MW Okay, so I suppose in terms of what's next if I think about Hedera specifically, what I'm excited about right now is the rollout of our native staking. That's going to help us facilitate a deployment of permission to community nodes for decentralizing the network even further, and I think the community has really been hanging out for that. So I'm really looking forward to where that's going. If I'm looking at it from an economy point of view, I'm just seeing whole rafts of new economies evolving as we speak. You look at things like play to earn, learn to earn, create to earn, there's a whole different level of projects that are coming out around that. The new gaming paradigms for example, using asset tokenization that are going to allow players to use resources that they may have earned or won across different gaming experiences. Or in some cases they might even exchange that for something they want to spend or buy in real life as well. So there's a whole divergence of how some of these experiences are going to come about, and for me it feels like we're starting to see the evolution of technology that we've all waited for and wanted for a long time. And I think that some of those use cases that I've talked to are just the beginning of what we're going to see from a creativity point of view.

BP Very cool.

[music plays]

BP All right, everybody.
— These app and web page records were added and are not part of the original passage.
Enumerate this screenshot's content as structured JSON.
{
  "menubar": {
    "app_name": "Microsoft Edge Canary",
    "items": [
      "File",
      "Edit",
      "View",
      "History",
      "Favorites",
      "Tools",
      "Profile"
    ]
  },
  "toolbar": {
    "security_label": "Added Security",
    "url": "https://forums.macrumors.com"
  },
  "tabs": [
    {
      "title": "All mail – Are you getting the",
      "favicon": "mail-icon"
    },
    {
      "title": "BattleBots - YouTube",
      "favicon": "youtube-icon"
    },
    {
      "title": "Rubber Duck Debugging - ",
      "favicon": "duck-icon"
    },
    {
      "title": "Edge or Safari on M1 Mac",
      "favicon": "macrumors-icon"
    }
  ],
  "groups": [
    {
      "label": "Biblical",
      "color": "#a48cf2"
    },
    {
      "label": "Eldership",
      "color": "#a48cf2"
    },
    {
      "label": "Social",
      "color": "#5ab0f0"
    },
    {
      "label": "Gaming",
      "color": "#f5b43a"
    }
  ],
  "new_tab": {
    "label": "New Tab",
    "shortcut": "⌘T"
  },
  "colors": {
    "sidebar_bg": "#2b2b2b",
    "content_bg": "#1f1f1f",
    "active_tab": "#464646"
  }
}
It is that time of the show. I want to shout out a Stack Overflow user who came onto the network and asked a stellar question. They were given the Stellar Question Badge, which means this question was bookmarked by a hundred users. Awarded five hours ago to G Revolution, “What is an antipattern?” Love it. If you don't know what that is, G Revolution asked the question and somebody else has provided the answer, so you can check it out in the show notes. Thanks G Revolution for coming on and spreading some knowledge around the community. I am Ben Popper. You can always find me on Twitter @BenPopper. You can always email us with questions or suggestions, And if you like what you hear, leave us a rating and a review. It really helps. 

RD I'm Ryan Donovan. I edit the blog here at Stack Overflow. You can find the blog at Stack And if you want to find me on Twitter, I'm @RThorDonovan.

MW And I've been Matt Woodward here, the Head of Developer Relations at Swirlds Labs, supporting the growth and development of Hedera. To find out more about Hedera, you can head over to Hit the start button there to find out more. If you'd like to search me out on Twitter, I'm also available as @WoodwardMatt on Twitter and I would welcome connecting with you.

BP Awesome. All right, everybody. Thanks for listening, and we will talk to you soon.

[outro music plays]